Once you’ve finished indexing your site in the spreadsheet, open up the .htaccess file in the root directory of your website.

Since you’ve already indexed your site using the spreadsheet, simply locate your highlighted rows and use one of the following redirection rules (one per line):

301 Redirects

Use 301 redirects when you want to permanently redirect the old page to the new page. Example:
Redirect 301 http://www.example.com/about-us/ http://www.example.com/about_us/

302 Redirects

Use 302 redirects when you want to temporarily redirect the old page to the new page. Example:
Redirect http://www.example.com/about-us/ http://www.example.com/about_us/

Test your emails

Next up, test that your emails are coming through from your various contact and signup forms.

If they are going to spam, you probably need a transactional email service provider.

Below are a few of the market leaders:

Check admins are emailed for site errors

As more of a proactive measure, you must now check that your website's admins are emailed when a site error occurs.

No matter how much you have tested, users are going to do unexpected things to your website, which can cause site errors. If you get an email informing about this, you can fix this proactively.

Set up a monitoring service

Set up monitoring service with one of the below: 

No matter how good your infrastructure, sites crash. A site-monitoring service can inform you of a crash before your customers do.

Back up your site

If your website runs off a database, you need a back-up strategy. Or else, the day will come when you regret not having one. If you use WordPress, install WordPress Database Backup, which you can set up to automatically email you backups.

BONUS: Test your backups!

Doing backups is useless if you never test them. Too many people miss this obvious step when they set up their backups.

Ensure the site runs without JavaScript

Your website should work with JavaScript turned off. There's nothing more to it than that.

Users often have JavaScript turned off for security, so you should be prepared for this. You can easily turn off JavaScript in Firefox.

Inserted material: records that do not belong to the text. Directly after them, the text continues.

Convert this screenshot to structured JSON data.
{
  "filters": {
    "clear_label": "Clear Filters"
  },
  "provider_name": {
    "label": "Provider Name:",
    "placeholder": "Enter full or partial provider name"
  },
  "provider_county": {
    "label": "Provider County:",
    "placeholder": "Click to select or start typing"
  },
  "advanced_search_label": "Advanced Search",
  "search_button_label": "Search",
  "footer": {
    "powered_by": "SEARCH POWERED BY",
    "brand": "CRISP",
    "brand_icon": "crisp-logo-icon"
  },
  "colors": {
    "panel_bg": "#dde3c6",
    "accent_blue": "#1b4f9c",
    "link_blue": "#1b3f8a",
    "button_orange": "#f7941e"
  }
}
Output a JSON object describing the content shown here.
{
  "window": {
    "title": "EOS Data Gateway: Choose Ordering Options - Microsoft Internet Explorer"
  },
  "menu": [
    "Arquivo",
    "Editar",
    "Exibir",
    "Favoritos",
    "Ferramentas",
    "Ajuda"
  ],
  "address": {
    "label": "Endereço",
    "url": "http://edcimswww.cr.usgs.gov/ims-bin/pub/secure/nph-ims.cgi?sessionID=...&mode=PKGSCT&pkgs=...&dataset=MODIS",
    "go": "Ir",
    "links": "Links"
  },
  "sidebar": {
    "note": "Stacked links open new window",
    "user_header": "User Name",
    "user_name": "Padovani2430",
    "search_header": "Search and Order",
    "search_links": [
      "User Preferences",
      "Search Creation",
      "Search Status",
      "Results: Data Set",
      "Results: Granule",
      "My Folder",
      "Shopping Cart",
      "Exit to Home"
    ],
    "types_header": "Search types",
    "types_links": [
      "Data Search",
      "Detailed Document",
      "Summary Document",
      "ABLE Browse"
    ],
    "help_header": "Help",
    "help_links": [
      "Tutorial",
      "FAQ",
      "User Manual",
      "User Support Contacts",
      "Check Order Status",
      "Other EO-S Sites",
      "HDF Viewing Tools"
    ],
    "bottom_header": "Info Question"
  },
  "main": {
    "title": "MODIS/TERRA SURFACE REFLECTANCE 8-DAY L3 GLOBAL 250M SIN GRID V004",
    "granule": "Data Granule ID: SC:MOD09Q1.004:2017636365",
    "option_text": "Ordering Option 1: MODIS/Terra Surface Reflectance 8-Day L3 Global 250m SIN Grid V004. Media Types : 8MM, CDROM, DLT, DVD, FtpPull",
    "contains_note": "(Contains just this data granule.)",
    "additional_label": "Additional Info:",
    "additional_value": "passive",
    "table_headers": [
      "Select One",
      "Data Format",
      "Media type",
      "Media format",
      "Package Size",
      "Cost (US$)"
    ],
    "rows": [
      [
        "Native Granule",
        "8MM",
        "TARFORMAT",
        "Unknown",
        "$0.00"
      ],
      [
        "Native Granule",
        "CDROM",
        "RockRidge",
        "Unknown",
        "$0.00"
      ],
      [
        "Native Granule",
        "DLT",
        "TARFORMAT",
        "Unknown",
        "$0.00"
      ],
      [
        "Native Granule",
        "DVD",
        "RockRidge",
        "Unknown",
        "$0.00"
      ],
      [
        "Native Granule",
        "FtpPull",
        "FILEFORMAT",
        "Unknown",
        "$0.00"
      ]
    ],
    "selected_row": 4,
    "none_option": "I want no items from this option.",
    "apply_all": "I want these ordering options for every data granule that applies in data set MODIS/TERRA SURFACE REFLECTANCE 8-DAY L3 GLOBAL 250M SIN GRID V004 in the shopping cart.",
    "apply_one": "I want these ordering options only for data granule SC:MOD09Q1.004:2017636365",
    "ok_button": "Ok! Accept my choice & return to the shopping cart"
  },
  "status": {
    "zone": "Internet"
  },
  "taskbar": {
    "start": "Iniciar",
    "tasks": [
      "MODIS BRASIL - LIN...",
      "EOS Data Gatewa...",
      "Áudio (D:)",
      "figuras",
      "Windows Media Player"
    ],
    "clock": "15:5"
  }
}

Test your forms to make sure they still perform server-side validation checks, and test any cool AJAX stuff you have going on.

How to turn off javascript